EXERCISE AIM: A verbatim copy of the whole listing is what is needed.
Start of RECORDED DATA
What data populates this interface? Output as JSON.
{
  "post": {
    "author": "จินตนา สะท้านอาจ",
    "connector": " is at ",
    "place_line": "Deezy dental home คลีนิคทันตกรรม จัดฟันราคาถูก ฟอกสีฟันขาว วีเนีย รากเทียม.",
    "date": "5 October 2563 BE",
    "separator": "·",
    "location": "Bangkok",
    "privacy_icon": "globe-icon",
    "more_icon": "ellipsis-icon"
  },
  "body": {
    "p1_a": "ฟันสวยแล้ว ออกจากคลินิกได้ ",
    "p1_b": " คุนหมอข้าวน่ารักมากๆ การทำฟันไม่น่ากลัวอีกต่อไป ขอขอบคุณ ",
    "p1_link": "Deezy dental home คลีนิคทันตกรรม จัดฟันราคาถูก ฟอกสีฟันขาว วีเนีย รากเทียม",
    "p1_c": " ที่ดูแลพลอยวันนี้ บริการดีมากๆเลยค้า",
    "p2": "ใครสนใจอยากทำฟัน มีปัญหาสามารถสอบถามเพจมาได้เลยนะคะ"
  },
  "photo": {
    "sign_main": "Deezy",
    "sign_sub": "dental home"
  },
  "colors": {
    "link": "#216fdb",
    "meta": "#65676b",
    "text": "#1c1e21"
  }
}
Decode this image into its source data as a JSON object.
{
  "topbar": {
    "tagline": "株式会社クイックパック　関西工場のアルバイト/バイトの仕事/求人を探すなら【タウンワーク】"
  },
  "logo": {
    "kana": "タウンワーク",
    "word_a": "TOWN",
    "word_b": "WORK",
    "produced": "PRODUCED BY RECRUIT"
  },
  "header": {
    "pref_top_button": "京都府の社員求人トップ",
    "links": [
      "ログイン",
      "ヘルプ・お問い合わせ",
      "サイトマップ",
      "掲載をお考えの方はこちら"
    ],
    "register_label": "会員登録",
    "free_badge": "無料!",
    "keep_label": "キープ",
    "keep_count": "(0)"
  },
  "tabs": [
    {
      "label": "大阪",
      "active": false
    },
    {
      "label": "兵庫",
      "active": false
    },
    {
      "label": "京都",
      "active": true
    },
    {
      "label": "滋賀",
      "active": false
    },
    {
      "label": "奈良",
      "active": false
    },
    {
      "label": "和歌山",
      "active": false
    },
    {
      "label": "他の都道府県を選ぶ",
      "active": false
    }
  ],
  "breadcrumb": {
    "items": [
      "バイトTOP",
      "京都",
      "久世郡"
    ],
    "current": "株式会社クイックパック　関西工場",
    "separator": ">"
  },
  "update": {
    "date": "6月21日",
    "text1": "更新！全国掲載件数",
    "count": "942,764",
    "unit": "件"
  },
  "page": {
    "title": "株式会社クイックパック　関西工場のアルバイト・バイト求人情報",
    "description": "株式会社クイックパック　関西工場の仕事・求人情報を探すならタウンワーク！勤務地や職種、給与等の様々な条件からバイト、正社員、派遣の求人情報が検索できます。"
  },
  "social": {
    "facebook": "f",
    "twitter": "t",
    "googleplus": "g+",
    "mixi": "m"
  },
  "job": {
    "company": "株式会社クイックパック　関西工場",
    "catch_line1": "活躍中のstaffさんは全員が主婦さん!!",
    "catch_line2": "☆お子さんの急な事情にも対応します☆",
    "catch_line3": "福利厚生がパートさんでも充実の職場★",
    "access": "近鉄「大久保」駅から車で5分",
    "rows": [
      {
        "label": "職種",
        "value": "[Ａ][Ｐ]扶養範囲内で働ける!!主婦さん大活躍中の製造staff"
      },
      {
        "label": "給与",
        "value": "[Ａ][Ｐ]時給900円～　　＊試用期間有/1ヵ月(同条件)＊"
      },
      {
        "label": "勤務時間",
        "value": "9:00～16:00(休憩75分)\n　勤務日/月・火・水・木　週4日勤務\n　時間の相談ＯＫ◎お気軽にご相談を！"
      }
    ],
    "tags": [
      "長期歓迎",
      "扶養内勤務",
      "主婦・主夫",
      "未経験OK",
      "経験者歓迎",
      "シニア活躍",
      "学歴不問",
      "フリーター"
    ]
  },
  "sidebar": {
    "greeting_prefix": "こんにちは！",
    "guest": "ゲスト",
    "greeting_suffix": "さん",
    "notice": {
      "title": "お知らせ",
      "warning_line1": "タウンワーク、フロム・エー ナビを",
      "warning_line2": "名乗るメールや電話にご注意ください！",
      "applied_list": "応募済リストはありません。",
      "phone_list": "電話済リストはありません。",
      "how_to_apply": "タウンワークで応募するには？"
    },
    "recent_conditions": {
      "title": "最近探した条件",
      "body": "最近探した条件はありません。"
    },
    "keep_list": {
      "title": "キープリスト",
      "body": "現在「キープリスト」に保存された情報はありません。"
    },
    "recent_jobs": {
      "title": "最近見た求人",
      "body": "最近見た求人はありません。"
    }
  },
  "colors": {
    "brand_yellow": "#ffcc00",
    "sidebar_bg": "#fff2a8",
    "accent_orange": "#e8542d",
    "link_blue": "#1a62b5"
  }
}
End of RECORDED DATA
SOLUTION TO THIS PROBLEM:
What data populates this interface? Output as JSON.
{
  "post": {
    "author": "จินตนา สะท้านอาจ",
    "connector": " is at ",
    "place_line": "Deezy dental home คลีนิคทันตกรรม จัดฟันราคาถูก ฟอกสีฟันขาว วีเนีย รากเทียม.",
    "date": "5 October 2563 BE",
    "separator": "·",
    "location": "Bangkok",
    "privacy_icon": "globe-icon",
    "more_icon": "ellipsis-icon"
  },
  "body": {
    "p1_a": "ฟันสวยแล้ว ออกจากคลินิกได้ ",
    "p1_b": " คุนหมอข้าวน่ารักมากๆ การทำฟันไม่น่ากลัวอีกต่อไป ขอขอบคุณ ",
    "p1_link": "Deezy dental home คลีนิคทันตกรรม จัดฟันราคาถูก ฟอกสีฟันขาว วีเนีย รากเทียม",
    "p1_c": " ที่ดูแลพลอยวันนี้ บริการดีมากๆเลยค้า",
    "p2": "ใครสนใจอยากทำฟัน มีปัญหาสามารถสอบถามเพจมาได้เลยนะคะ"
  },
  "photo": {
    "sign_main": "Deezy",
    "sign_sub": "dental home"
  },
  "colors": {
    "link": "#216fdb",
    "meta": "#65676b",
    "text": "#1c1e21"
  }
}
Decode this image into its source data as a JSON object.
{
  "topbar": {
    "tagline": "株式会社クイックパック　関西工場のアルバイト/バイトの仕事/求人を探すなら【タウンワーク】"
  },
  "logo": {
    "kana": "タウンワーク",
    "word_a": "TOWN",
    "word_b": "WORK",
    "produced": "PRODUCED BY RECRUIT"
  },
  "header": {
    "pref_top_button": "京都府の社員求人トップ",
    "links": [
      "ログイン",
      "ヘルプ・お問い合わせ",
      "サイトマップ",
      "掲載をお考えの方はこちら"
    ],
    "register_label": "会員登録",
    "free_badge": "無料!",
    "keep_label": "キープ",
    "keep_count": "(0)"
  },
  "tabs": [
    {
      "label": "大阪",
      "active": false
    },
    {
      "label": "兵庫",
      "active": false
    },
    {
      "label": "京都",
      "active": true
    },
    {
      "label": "滋賀",
      "active": false
    },
    {
      "label": "奈良",
      "active": false
    },
    {
      "label": "和歌山",
      "active": false
    },
    {
      "label": "他の都道府県を選ぶ",
      "active": false
    }
  ],
  "breadcrumb": {
    "items": [
      "バイトTOP",
      "京都",
      "久世郡"
    ],
    "current": "株式会社クイックパック　関西工場",
    "separator": ">"
  },
  "update": {
    "date": "6月21日",
    "text1": "更新！全国掲載件数",
    "count": "942,764",
    "unit": "件"
  },
  "page": {
    "title": "株式会社クイックパック　関西工場のアルバイト・バイト求人情報",
    "description": "株式会社クイックパック　関西工場の仕事・求人情報を探すならタウンワーク！勤務地や職種、給与等の様々な条件からバイト、正社員、派遣の求人情報が検索できます。"
  },
  "social": {
    "facebook": "f",
    "twitter": "t",
    "googleplus": "g+",
    "mixi": "m"
  },
  "job": {
    "company": "株式会社クイックパック　関西工場",
    "catch_line1": "活躍中のstaffさんは全員が主婦さん!!",
    "catch_line2": "☆お子さんの急な事情にも対応します☆",
    "catch_line3": "福利厚生がパートさんでも充実の職場★",
    "access": "近鉄「大久保」駅から車で5分",
    "rows": [
      {
        "label": "職種",
        "value": "[Ａ][Ｐ]扶養範囲内で働ける!!主婦さん大活躍中の製造staff"
      },
      {
        "label": "給与",
        "value": "[Ａ][Ｐ]時給900円～　　＊試用期間有/1ヵ月(同条件)＊"
      },
      {
        "label": "勤務時間",
        "value": "9:00～16:00(休憩75分)\n　勤務日/月・火・水・木　週4日勤務\n　時間の相談ＯＫ◎お気軽にご相談を！"
      }
    ],
    "tags": [
      "長期歓迎",
      "扶養内勤務",
      "主婦・主夫",
      "未経験OK",
      "経験者歓迎",
      "シニア活躍",
      "学歴不問",
      "フリーター"
    ]
  },
  "sidebar": {
    "greeting_prefix": "こんにちは！",
    "guest": "ゲスト",
    "greeting_suffix": "さん",
    "notice": {
      "title": "お知らせ",
      "warning_line1": "タウンワーク、フロム・エー ナビを",
      "warning_line2": "名乗るメールや電話にご注意ください！",
      "applied_list": "応募済リストはありません。",
      "phone_list": "電話済リストはありません。",
      "how_to_apply": "タウンワークで応募するには？"
    },
    "recent_conditions": {
      "title": "最近探した条件",
      "body": "最近探した条件はありません。"
    },
    "keep_list": {
      "title": "キープリスト",
      "body": "現在「キープリスト」に保存された情報はありません。"
    },
    "recent_jobs": {
      "title": "最近見た求人",
      "body": "最近見た求人はありません。"
    }
  },
  "colors": {
    "brand_yellow": "#ffcc00",
    "sidebar_bg": "#fff2a8",
    "accent_orange": "#e8542d",
    "link_blue": "#1a62b5"
  }
}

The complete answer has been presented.